He saw many specialists and bought a computer-designed custom boot. Nothing helped.
"We were ready for the last push, to finish it off. I was climbing that mountain two or three times a day, and it became impossible. I was frustrated and angry. I had gone this far, and I was defeated. I'm not used to defeat and I don't take it well. I went to prayer on this. I said, 'Lord, if you want me to finish the job, you are going to have to fix my foot.' The next morning my foot was fixed, and it still is fixed."
The final step was to run a pipe through rock, but he had no jackhammer. "I didn't know what to do, but one of the local people came to me and said, 'I think we can do it for you," he said.
They built a fire over the stone and began a four-day process of heating it to extreme highs, then pouring cold water to fracture it.
In 2002 the Living Waters Project began to flow from a 3-million-gallon reservoir. It serves the village of Domasi, its school, clinic and a five-acre garden.
There's enough water to extend the pipe 21 miles to another 140,000 people, but Mr. Briggs and the Presbyterian Church in Malawi have been stymied by local officials.
"I don't pay bribes or take them. I've never done it in all my life in industry," Mr. Briggs said.
He has greater dreams for water in Malawi, one of the world's poorest nations, which is landlocked with few roads. Attempts at trade down the Shire and Zambezi rivers through Mozambique to the sea have wrecked on a 1,462-foot plunge over 37 miles of waterfalls.
So Mr. Briggs designed a "traveling lock." At one end of the falls area it would enclose a river barge, then roll out of the river, carrying the barge and the water on rails. After traveling the 37 miles, it would return to the river and release the barge. It wouldn't require a massive port. Instead, the river barges and their cargo would be carried on ocean barges that would be raised or sunk to catch and release them.
It would run from Lake Malawi down the rivers through Mozambique to the ocean.
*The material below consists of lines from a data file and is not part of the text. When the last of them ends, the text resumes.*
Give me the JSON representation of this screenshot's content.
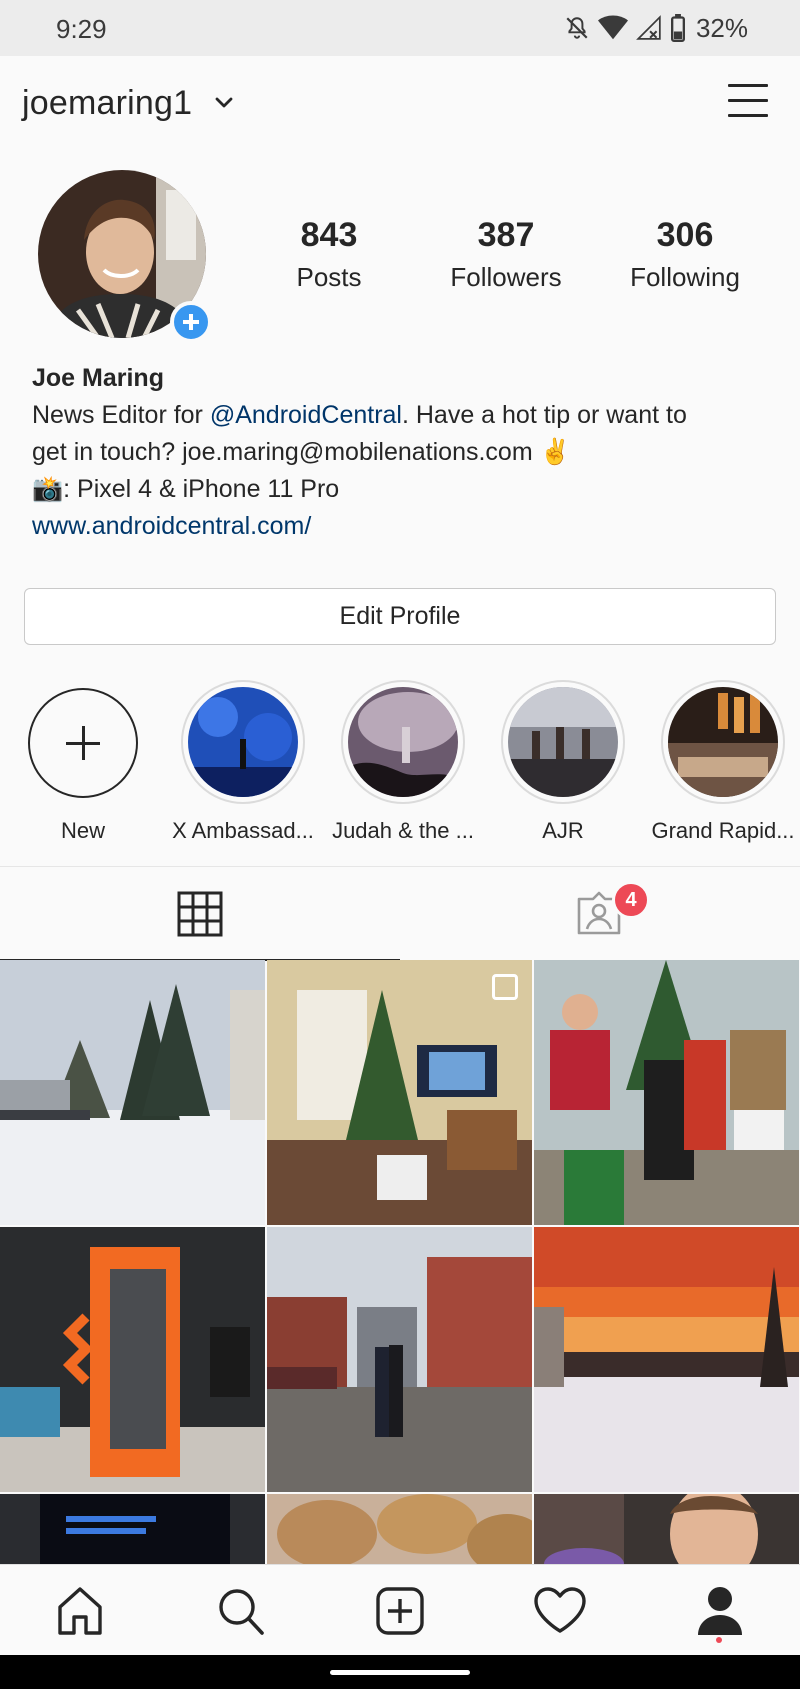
{
  "status_bar": {
    "time": "9:29",
    "battery": "32%",
    "icons": [
      "mute-notifications-icon",
      "wifi-icon",
      "signal-icon",
      "battery-icon"
    ]
  },
  "header": {
    "username": "joemaring1",
    "icons": [
      "chevron-down-icon",
      "hamburger-menu-icon"
    ]
  },
  "profile": {
    "stats": [
      {
        "value": "843",
        "label": "Posts"
      },
      {
        "value": "387",
        "label": "Followers"
      },
      {
        "value": "306",
        "label": "Following"
      }
    ],
    "name": "Joe Maring",
    "bio": {
      "line1_prefix": "News Editor for ",
      "line1_mention": "@AndroidCentral",
      "line1_suffix": ". Have a hot tip or want to",
      "line2": "get in touch? joe.maring@mobilenations.com ✌️",
      "line3": "📸: Pixel 4 & iPhone 11 Pro"
    },
    "website": "www.androidcentral.com/",
    "edit_button": "Edit Profile"
  },
  "highlights": [
    {
      "label": "New",
      "kind": "new"
    },
    {
      "label": "X Ambassad...",
      "kind": "photo"
    },
    {
      "label": "Judah & the ...",
      "kind": "photo"
    },
    {
      "label": "AJR",
      "kind": "photo"
    },
    {
      "label": "Grand Rapid...",
      "kind": "photo"
    }
  ],
  "tabs": {
    "grid_icon": "grid-icon",
    "tagged_icon": "tagged-person-icon",
    "tagged_badge": "4"
  },
  "bottom_nav": [
    "home-icon",
    "search-icon",
    "new-post-icon",
    "activity-heart-icon",
    "profile-icon"
  ],
  "colors": {
    "accent_blue": "#3897f0",
    "badge_red": "#ed4956",
    "link_blue": "#00376b",
    "text": "#262626"
  }
}
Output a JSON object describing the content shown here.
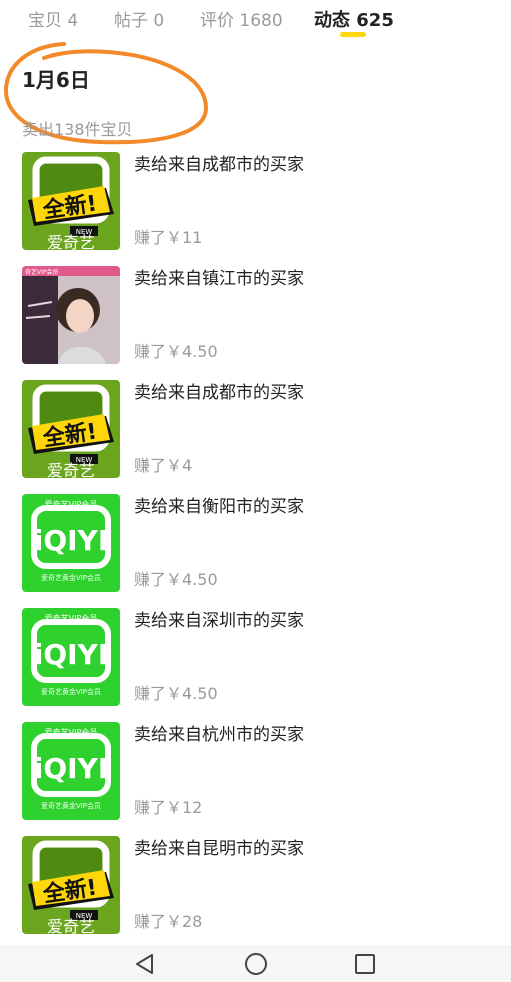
{
  "tabs": [
    {
      "label": "宝贝 4"
    },
    {
      "label": "帖子 0"
    },
    {
      "label": "评价 1680"
    },
    {
      "label": "动态 625"
    }
  ],
  "date_group": {
    "title": "1月6日",
    "summary": "卖出138件宝贝"
  },
  "items": [
    {
      "title": "卖给来自成都市的买家",
      "earned": "赚了￥11",
      "thumb": "aiqiyi-new"
    },
    {
      "title": "卖给来自镇江市的买家",
      "earned": "赚了￥4.50",
      "thumb": "vip-portrait"
    },
    {
      "title": "卖给来自成都市的买家",
      "earned": "赚了￥4",
      "thumb": "aiqiyi-new"
    },
    {
      "title": "卖给来自衡阳市的买家",
      "earned": "赚了￥4.50",
      "thumb": "iqiyi-vip"
    },
    {
      "title": "卖给来自深圳市的买家",
      "earned": "赚了￥4.50",
      "thumb": "iqiyi-vip"
    },
    {
      "title": "卖给来自杭州市的买家",
      "earned": "赚了￥12",
      "thumb": "iqiyi-vip"
    },
    {
      "title": "卖给来自昆明市的买家",
      "earned": "赚了￥28",
      "thumb": "aiqiyi-new"
    }
  ],
  "thumb_text": {
    "new_badge": "全新!",
    "new_small": "NEW",
    "aiqiyi": "爱奇艺",
    "iqiyi_logo": "iQIYI",
    "vip_header": "爱奇艺VIP会员",
    "vip_footer": "爱奇艺黄金VIP会员",
    "portrait_tag": "奇艺VIP会员"
  },
  "colors": {
    "accent_underline": "#ffd60a",
    "annotation_circle": "#f28a2a",
    "green_dark": "#6aa51d",
    "green_bright": "#2fd12e"
  },
  "navbar": {
    "icons": [
      "back-triangle-icon",
      "home-circle-icon",
      "recents-square-icon"
    ]
  }
}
He estimates the project would cost just over $100 million.
"Malawi would have unprecedented wealth almost immediately. This is a small investment that will give a big return," he said. "All of the time and engineering that has gone into the system is free of charge. It is a gift to Malawi, given through the Presbyterian Church. I ask for nothing except to have the right to patent the system."
Before he designed the traveling locks he thought he had a commitment from the Malawian parliament for $4 million in seed money to install a winch system and other preliminary work. But while he tried to raise the remainder from the World Bank, he said, officials burned through the $4 million trying to build a major port, talking of a $6 billion project. They also offended Mozambique, which wanted environmental studies before committing to use of its river.
"I just walked away," he said.
This past April, the president of Malawi died. His successor is Joyce Banda, a politician, businesswoman and philanthropist from the region where Living Waters was built. She soon sent word to Mr. Briggs, asking him to resume work on the river project, he said. She has worked out an agreement with Mozambique and obtained international funding for the environmental studies.
"She is the one who gets the credit. Otherwise it would have died," he said. "I'm old now, but I can't resist this temptation."
The final plan lacks only $150,000 for a trip to pinpoint exact placement of the rail supports, Mr. Briggs said. The high cost is because he can no longer hike and needs a helicopter.
While he awaits that trip, the World Mission Initiative at Pittsburgh Theological Seminary is honoring him at a dinner tonight with its first Award for Outstanding Mission Service and Support.
Mr. Briggs is uneasy with the honors. He told parts of his story, about his injuries and the river project, only at Rev. Paul's urging. He's believes he's only doing what a Christian is supposed to.
"I don't deserve all the attention I'm getting now. I'm just an engineer, but I've been given the opportunity to serve all sorts of people," he said.